__Records for processing__.
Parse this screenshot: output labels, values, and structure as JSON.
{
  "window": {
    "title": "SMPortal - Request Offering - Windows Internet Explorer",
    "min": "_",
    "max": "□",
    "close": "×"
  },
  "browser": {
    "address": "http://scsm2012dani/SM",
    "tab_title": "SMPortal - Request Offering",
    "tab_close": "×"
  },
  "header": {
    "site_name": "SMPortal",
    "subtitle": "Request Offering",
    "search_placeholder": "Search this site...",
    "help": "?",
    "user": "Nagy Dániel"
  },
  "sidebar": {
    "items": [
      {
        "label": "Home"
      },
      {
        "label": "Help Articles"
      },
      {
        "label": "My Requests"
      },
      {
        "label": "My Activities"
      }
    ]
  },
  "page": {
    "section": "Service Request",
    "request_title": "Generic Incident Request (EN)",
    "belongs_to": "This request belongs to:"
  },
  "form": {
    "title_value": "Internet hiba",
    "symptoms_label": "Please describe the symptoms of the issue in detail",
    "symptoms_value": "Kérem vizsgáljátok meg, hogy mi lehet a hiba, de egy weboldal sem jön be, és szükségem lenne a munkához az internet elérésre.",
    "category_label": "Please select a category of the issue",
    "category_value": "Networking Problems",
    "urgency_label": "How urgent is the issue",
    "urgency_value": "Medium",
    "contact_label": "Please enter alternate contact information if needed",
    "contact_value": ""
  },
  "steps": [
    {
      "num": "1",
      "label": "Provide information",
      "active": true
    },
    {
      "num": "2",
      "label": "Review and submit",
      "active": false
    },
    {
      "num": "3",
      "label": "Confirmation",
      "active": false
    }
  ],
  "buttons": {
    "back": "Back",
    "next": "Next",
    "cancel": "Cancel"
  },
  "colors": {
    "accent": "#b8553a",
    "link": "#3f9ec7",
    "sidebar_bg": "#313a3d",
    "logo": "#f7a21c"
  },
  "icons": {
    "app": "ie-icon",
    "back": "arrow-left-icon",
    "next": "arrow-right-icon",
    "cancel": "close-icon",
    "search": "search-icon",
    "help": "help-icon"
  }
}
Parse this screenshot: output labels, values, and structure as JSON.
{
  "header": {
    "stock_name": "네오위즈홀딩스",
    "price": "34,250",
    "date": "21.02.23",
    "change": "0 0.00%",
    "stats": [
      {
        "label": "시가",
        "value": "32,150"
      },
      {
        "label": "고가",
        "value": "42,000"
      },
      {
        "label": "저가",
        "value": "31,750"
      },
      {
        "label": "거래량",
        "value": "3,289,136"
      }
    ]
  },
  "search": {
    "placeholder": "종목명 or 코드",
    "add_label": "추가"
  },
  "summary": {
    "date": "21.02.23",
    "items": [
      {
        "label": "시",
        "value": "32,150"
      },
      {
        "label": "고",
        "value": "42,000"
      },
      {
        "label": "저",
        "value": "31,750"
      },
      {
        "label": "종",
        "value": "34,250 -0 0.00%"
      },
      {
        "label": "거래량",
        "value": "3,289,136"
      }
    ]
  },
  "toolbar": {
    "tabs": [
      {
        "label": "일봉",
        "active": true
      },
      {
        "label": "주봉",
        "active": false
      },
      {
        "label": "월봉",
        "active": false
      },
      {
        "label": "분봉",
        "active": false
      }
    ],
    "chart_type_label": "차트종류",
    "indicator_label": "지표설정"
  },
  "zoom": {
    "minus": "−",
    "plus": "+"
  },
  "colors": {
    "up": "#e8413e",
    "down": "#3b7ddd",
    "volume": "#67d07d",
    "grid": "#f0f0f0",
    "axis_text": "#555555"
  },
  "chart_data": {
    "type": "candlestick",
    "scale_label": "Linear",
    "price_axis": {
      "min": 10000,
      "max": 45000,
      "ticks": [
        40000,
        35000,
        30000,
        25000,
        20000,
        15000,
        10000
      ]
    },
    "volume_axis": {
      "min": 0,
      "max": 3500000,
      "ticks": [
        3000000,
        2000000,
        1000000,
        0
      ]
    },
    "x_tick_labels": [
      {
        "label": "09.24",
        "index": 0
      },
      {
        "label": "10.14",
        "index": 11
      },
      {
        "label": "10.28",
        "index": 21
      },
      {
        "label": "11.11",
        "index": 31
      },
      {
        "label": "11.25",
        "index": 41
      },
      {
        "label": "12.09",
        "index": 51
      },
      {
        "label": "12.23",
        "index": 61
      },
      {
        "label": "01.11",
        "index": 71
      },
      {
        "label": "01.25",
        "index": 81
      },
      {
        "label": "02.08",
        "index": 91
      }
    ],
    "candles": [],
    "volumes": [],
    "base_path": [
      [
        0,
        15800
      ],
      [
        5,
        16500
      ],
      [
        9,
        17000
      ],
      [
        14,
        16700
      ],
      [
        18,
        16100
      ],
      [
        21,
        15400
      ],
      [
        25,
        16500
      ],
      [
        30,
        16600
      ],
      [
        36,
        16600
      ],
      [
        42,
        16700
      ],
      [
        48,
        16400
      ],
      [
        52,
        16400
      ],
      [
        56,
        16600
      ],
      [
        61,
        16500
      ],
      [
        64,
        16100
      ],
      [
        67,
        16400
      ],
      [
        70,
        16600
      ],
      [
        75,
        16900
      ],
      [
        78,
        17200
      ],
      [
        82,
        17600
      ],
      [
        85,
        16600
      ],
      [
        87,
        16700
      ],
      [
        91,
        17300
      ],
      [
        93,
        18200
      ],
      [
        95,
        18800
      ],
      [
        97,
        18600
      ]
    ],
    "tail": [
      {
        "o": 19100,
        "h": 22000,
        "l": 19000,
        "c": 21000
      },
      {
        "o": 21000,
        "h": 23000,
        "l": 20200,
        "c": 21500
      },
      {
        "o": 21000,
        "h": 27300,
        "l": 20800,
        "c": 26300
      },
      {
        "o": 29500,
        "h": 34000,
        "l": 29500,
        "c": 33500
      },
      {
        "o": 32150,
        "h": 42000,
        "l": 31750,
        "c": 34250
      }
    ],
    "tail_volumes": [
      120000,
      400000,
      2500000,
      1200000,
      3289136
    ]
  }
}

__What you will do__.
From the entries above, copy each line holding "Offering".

__Task answer__.
    "title": "SMPortal - Request Offering - Windows Internet Explorer",
    "tab_title": "SMPortal - Request Offering",
    "subtitle": "Request Offering",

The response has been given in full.